More tragic than the dying bleats of summer is this sad story: Big Data is not intrinsically suited to analytics.
I’m sorry, but it’s true. Distributed storage and massive scale can make data hard to find. Lack of normalization and structure means an analyst often has a lot of hamster-wheeling to do just to know what the data is — much less combine it with other sources. Add to this the challenge of simultaneous batch and streaming processing and a legacy of marketing analysts who are whizzes with Adobe and Google Analytics but not SQL, much less statistical programming languages such as SAS and R.
Advanced analytics for marketing is not synonymous with Big Data, and vice versa. Adoption of pure Big Data analytics, such as MapReduce/NoSQL engines, remains below 5% across most industries and company sizes, according to Gartner’s 2014 survey of analytics spending intentions. A recent Gartner survey found that 80% of analytics use cases still require a traditional data warehouse. Early exceptions are seen in media, services and communications industries, which have been aggressive in building out marketing analytics teams and staffing up centers of excellence, according to Gartner’s Survey of Data-Driven Marketing, 2015. (Clients can enjoy it here.)
Many analytics techniques can and do make use of Big Data stores, generally by transforming it into structured or semistructured formats first. These include:
- Data mining and predictive analytics
- Text and speech analytics
- Video analytics
- Social media and sentiment analysis
- Location and sensor analytics
- Machine learning
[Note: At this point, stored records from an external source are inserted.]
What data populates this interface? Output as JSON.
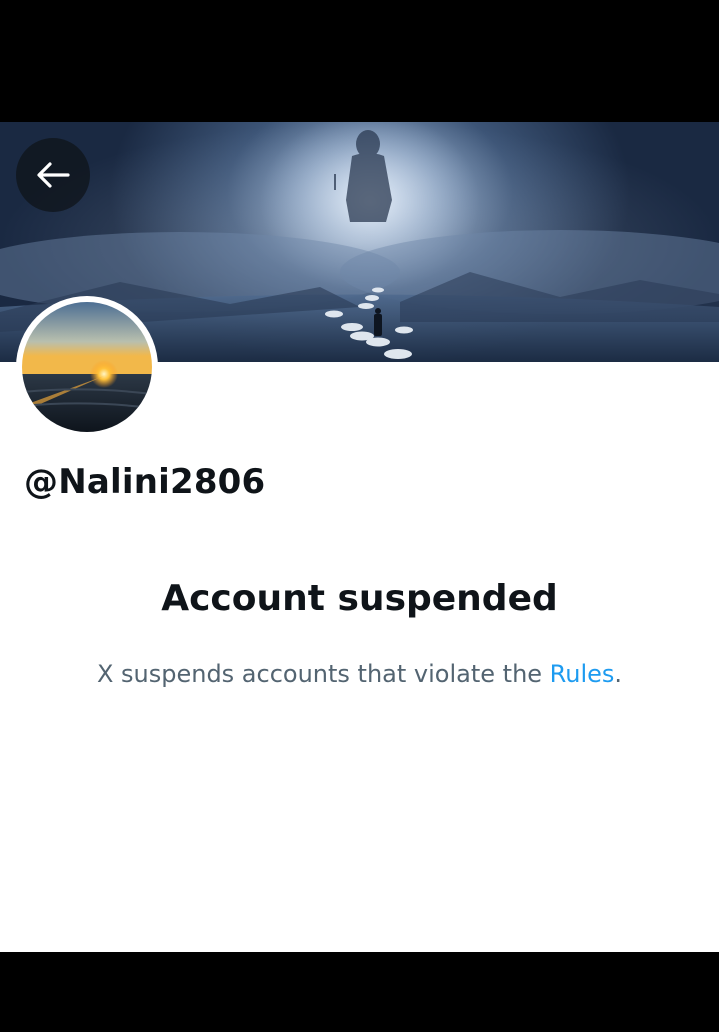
{
  "profile": {
    "handle": "@Nalini2806"
  },
  "suspension": {
    "title": "Account suspended",
    "desc_prefix": "X suspends accounts that violate the ",
    "rules_link": "Rules",
    "desc_suffix": "."
  },
  "icons": {
    "back": "arrow-left-icon"
  },
  "colors": {
    "text_primary": "#0f1419",
    "text_secondary": "#536471",
    "link": "#1d9bf0"
  }
}
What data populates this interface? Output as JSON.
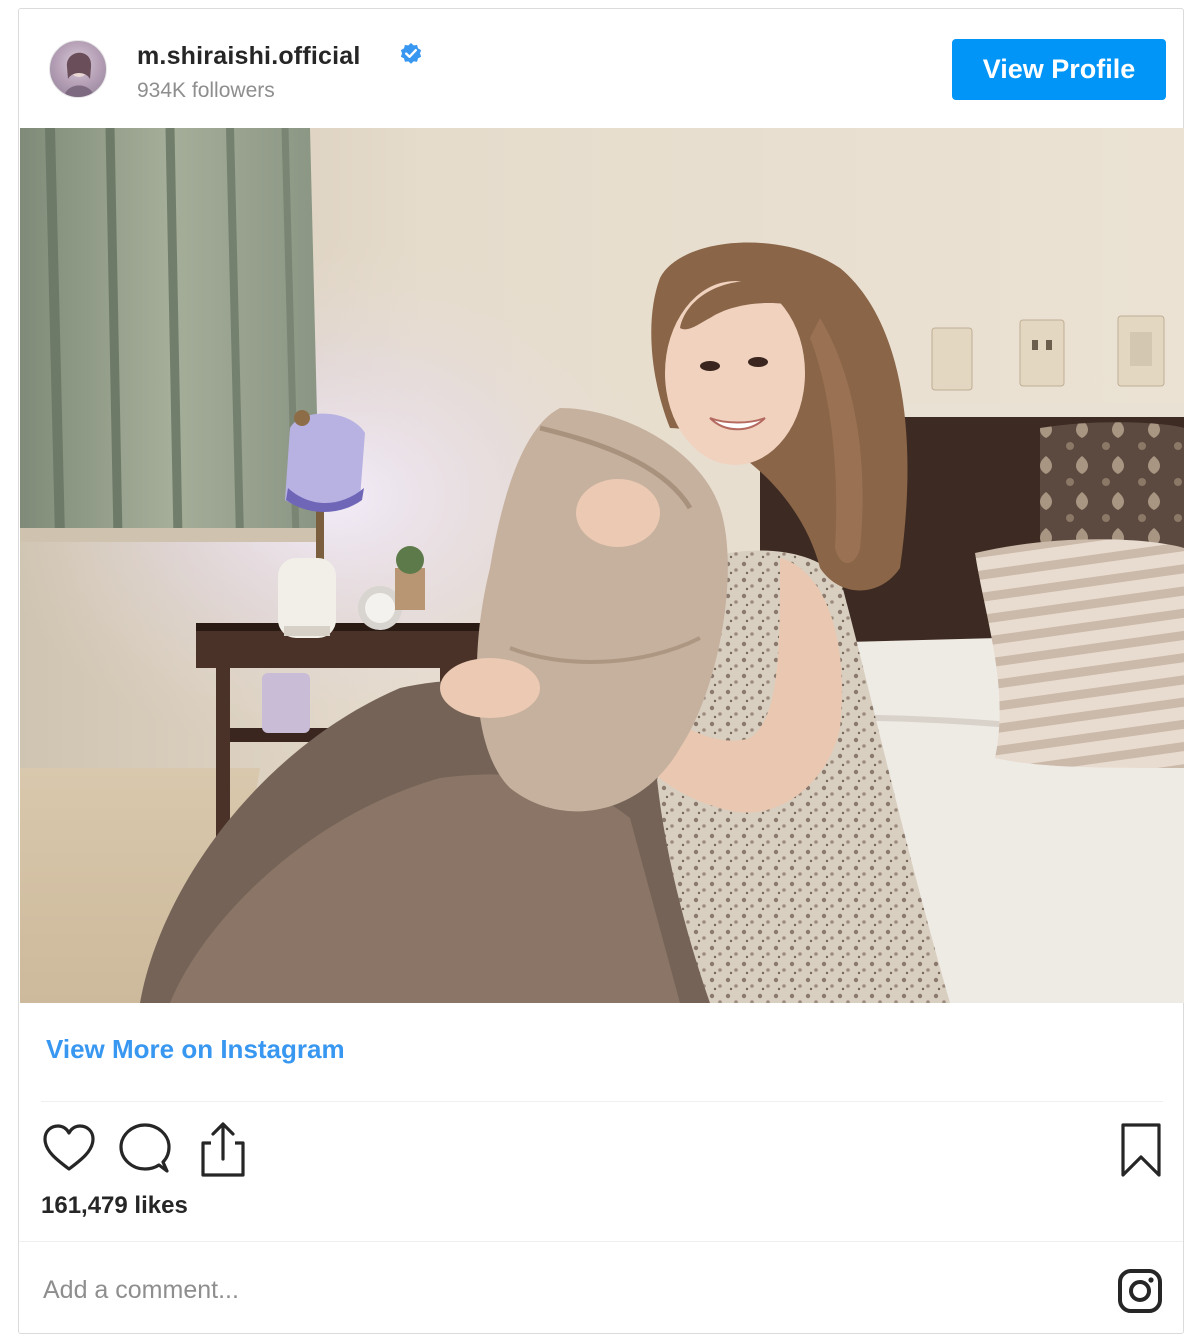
{
  "post": {
    "username": "m.shiraishi.official",
    "followers": "934K followers",
    "view_profile_label": "View Profile",
    "view_more_label": "View More on Instagram",
    "likes": "161,479 likes",
    "comment_placeholder": "Add a comment..."
  },
  "icons": {
    "verified": "verified-badge-icon",
    "like": "heart-icon",
    "comment": "comment-bubble-icon",
    "share": "share-icon",
    "save": "bookmark-icon",
    "logo": "instagram-logo-icon"
  },
  "colors": {
    "accent": "#0095f6",
    "link": "#3897f0",
    "muted": "#8e8e8e",
    "text": "#262626",
    "verified": "#3897f0"
  }
}
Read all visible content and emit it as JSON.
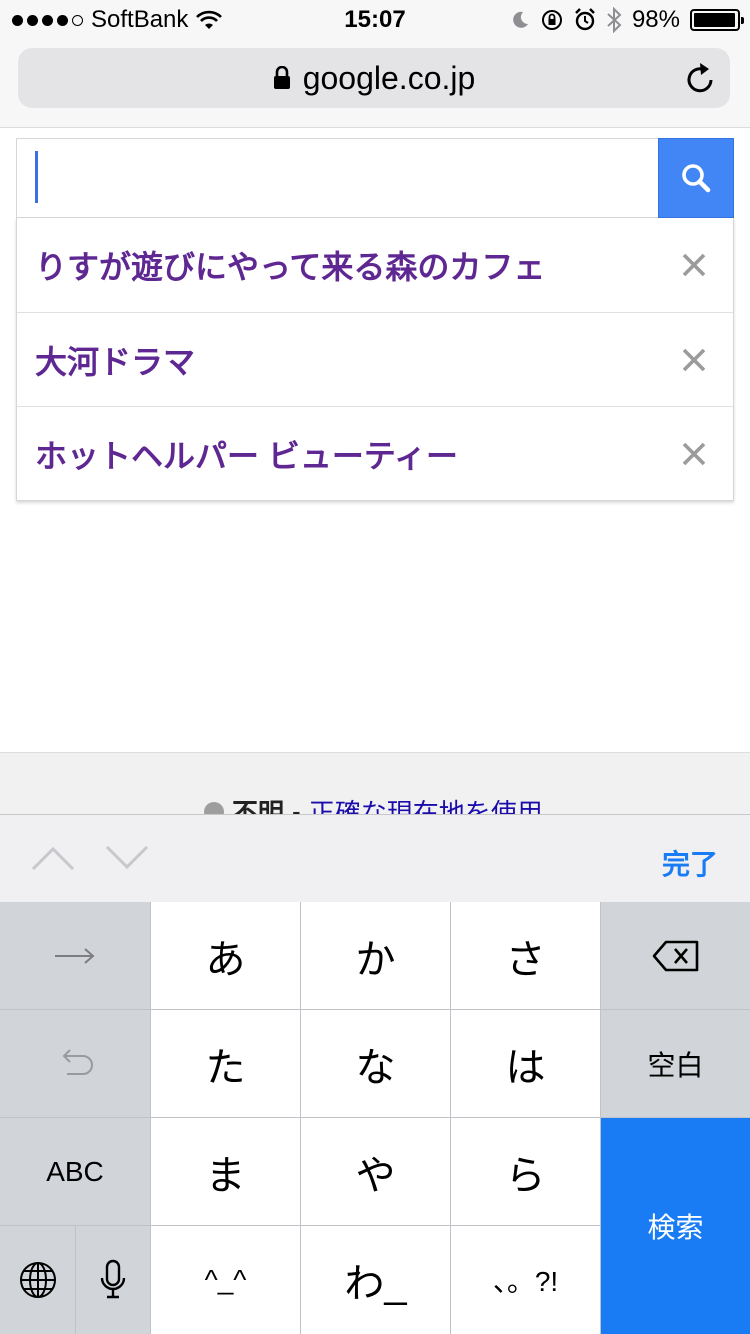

Because it is often organized in unstructured files rather than structured tables, Hadoop originally did not work with SQL. And NoSQL databases offered little support for ad hoc queries from analysts. Even basic questions could (and can) require programming skills. Open source and commercial markets have been working feverishly to fill the gap. Apache Hadoop provides SQL capabilities via Apache Hive, which is based on MapReduce. Commercial technologies including Cloudera Impala and Hortonworks, among others, provide ways to access Big Data stores for analysis. Pivotal offers a platform-as-a-service suite called Hawq to analyze data lakes. Other B.I. vendors have developed platforms with Big Data support, including Alteryx, Qlik and Splunk Hunk.
Machine learning. An area of growing interest and relevance to marketers is machine learning. This is defined as the use of software to find high-order interactions and patterns within large amounts of data in ways that surpass human capabilities. Big Data stores can provide a wealth of historical data that has simply been too voluminous and unstructured for human analysts to interrogate. And the volume and complexity of data and interactions on social networks, across marketing and advertising channels, from mobile apps and sensors, such as in-store beacons – all are ripe for scrutiny by smart machines. Frameworks for machine learning, including the widely used open source machine learning library (MLlib), are also compatible with in-memory processing models like Spark. Companies such as FICO and Microsoft offer machine learning through SaaS.
Open source tools. Clearly, open source permeates Big Data storage and processing. The same is true of analytics. Commercial statistical programming languages such as SAS and SPSS have long been used by advanced marketing analysts, and are of course still relevant. Most analysts are also aware of open source tools widely used in the context of Big Data. These include R, Python and Weka (now Pentaho Data Mining). They provide an ever-evolving and powerful set of methods and an active global community of users that are continually adding features to support marketers’ needs.
Lower cost, certain features, and continual updates open source analytics tools an attractive complement to commercial software in some situations. (Common data exploration tools such as Tableau all support R.) For example, Audi USA’s digital marketing agency AKQA developed a number of R models to deliver more personalized images and content on the website for returning visitors, as well as to suggest options for the car configurator based on the users’ previous behavior.
Talent gaps. Advanced analytics talent is in short supply everywhere, and the “data science gap” is particularly acute in marketing. Gartner’s March 2014 survey of data-driven marketers found that 54% of organizations got big data analysts from internal development, 32% relied on consultants, and only 13% were able to bring on outside talent. Gartner clients report real problems with both training and retention.
The good news is that skills are becoming more common as analysts enroll in coursework or teach themselves how to fish. Big Data infrastructure and statistical languages are not easy to master, but they are relatively easy for an experienced analyst to start using. Online learning modules and communities such as StackOverflow abound. As skills improve at the same time that traditional marketing analytics tools add more capabilities in familiar interfaces, we expect the pain to subside.